Using the listing below, work out how many lines include the word "Super". Only the number is to be given.
*****
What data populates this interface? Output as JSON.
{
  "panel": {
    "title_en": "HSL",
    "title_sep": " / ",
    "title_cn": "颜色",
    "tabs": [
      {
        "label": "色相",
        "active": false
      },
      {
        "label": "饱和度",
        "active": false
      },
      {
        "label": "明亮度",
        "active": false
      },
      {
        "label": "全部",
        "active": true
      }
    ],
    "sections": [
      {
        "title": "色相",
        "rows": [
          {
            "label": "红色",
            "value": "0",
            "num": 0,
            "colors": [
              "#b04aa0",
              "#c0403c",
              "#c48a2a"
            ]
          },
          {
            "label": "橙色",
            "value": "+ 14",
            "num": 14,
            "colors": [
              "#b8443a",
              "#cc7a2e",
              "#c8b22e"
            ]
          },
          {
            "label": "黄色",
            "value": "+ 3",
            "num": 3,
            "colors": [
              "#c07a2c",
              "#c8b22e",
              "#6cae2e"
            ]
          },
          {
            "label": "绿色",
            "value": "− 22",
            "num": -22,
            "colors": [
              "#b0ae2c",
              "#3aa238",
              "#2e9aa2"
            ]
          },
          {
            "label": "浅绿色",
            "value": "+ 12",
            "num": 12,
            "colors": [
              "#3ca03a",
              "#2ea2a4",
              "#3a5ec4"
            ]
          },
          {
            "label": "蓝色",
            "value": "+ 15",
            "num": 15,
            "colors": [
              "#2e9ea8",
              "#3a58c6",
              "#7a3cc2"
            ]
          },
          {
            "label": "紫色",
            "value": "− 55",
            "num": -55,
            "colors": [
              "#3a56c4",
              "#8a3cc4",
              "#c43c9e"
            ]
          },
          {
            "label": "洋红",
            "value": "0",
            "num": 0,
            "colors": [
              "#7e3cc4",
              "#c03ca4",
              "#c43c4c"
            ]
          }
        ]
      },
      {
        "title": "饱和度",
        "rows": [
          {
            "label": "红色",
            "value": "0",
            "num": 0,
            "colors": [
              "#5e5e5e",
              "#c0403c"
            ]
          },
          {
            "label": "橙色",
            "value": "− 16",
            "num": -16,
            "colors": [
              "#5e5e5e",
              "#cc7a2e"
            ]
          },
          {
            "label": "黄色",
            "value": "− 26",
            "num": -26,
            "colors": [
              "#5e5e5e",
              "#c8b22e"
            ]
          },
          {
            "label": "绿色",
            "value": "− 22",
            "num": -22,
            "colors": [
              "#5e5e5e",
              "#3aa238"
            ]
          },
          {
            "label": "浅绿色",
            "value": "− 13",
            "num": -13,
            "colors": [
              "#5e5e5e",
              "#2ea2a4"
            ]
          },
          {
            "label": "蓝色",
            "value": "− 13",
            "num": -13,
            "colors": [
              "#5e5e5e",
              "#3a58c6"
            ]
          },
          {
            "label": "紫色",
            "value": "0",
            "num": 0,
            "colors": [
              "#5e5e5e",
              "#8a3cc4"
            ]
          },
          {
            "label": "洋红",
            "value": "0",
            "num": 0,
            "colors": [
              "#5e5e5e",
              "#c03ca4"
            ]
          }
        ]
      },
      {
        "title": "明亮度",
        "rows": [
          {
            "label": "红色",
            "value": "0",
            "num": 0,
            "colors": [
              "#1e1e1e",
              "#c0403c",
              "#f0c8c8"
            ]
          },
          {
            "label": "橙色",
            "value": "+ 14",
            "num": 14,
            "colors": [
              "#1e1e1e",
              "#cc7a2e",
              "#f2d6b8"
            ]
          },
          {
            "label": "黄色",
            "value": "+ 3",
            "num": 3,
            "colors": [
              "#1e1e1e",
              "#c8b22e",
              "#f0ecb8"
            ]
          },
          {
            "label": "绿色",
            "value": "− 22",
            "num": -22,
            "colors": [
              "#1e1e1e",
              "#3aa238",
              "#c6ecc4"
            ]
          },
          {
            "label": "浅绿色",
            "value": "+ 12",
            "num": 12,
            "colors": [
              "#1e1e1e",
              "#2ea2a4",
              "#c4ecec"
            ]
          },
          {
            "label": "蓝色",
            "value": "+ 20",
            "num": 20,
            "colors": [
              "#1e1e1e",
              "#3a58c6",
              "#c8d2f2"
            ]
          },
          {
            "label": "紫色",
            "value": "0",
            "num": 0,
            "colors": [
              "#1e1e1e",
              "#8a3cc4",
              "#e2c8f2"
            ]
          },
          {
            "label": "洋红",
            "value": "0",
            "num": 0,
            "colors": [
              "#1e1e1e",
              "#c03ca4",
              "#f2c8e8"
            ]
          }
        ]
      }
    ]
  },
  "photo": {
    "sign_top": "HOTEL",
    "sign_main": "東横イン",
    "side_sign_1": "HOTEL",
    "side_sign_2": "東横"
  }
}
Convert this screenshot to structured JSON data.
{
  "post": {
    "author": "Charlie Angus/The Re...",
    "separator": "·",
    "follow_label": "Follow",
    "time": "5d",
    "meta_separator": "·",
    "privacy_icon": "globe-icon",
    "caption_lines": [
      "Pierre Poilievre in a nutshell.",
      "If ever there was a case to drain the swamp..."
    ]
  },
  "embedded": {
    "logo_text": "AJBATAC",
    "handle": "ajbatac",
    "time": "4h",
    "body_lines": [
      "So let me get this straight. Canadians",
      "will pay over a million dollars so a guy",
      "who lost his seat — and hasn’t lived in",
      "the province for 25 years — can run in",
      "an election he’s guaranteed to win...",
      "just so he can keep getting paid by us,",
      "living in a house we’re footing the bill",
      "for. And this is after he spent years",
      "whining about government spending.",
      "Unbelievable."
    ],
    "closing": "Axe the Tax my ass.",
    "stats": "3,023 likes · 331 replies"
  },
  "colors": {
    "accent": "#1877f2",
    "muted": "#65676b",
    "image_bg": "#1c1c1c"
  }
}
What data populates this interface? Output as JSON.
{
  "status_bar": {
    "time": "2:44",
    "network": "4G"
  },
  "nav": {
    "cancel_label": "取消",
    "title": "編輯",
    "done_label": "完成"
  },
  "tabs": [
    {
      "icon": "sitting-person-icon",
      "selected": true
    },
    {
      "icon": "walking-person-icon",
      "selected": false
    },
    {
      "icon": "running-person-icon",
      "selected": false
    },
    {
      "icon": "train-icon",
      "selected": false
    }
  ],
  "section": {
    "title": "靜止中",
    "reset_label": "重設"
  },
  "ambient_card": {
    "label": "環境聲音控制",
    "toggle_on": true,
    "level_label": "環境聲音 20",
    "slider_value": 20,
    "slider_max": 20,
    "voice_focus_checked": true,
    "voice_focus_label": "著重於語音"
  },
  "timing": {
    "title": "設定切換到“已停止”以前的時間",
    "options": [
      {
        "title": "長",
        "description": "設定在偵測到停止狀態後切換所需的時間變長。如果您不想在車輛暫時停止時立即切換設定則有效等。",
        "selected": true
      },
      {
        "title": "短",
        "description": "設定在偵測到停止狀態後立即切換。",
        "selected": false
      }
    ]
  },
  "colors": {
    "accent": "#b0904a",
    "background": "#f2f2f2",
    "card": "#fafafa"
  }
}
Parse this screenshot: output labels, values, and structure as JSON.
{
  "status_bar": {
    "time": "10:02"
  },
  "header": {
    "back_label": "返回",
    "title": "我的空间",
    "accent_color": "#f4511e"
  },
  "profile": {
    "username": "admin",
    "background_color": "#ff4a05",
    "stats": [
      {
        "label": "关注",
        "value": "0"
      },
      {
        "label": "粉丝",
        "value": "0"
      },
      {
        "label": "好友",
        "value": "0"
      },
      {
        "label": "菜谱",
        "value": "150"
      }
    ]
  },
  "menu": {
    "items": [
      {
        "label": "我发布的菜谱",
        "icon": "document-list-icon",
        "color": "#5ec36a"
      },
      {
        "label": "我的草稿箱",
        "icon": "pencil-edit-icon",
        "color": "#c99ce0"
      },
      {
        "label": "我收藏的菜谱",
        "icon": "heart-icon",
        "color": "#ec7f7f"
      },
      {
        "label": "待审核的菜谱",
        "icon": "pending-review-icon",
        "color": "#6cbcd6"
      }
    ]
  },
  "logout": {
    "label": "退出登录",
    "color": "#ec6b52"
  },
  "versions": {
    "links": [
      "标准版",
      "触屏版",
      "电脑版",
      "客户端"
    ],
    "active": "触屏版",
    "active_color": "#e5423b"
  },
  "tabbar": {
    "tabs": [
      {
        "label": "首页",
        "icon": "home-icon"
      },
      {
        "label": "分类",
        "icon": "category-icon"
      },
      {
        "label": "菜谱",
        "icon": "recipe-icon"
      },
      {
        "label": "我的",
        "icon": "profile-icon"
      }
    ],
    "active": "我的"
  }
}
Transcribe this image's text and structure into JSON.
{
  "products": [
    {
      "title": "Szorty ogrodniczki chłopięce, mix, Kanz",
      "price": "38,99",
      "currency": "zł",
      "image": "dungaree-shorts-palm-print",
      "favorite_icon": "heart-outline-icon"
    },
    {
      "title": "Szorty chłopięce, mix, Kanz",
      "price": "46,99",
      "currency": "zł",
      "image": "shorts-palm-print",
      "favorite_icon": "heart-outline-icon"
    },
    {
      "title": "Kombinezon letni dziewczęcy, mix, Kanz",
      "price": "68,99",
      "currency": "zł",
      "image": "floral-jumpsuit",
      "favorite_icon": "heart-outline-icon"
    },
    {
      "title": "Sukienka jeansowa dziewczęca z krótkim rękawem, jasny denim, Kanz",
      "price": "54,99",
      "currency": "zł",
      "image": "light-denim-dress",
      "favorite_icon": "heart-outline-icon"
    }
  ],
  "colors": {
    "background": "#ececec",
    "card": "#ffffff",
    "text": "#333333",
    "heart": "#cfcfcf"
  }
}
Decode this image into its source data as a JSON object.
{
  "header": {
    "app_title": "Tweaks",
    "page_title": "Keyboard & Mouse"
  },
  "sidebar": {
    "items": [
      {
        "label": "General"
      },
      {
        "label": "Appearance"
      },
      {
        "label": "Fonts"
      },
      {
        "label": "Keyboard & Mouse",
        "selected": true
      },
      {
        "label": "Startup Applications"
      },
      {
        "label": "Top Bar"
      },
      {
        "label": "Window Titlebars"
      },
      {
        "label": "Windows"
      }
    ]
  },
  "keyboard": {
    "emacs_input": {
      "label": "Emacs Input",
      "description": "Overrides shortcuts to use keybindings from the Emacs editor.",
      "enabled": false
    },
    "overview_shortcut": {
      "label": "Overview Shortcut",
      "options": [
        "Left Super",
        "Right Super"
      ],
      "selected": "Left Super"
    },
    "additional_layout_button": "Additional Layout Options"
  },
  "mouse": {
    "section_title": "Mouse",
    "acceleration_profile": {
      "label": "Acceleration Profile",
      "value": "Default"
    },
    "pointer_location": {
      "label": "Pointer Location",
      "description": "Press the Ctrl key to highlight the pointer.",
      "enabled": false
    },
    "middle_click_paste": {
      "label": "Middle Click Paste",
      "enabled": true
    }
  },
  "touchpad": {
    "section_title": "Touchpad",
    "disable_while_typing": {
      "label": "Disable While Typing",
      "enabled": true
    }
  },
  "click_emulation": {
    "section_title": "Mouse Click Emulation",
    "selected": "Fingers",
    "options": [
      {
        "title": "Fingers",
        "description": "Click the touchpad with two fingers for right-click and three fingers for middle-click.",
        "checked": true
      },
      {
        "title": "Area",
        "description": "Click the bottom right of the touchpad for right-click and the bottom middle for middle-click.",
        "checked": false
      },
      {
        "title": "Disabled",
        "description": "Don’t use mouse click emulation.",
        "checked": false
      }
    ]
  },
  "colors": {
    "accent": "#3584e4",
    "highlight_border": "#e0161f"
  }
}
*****
→ Response: 3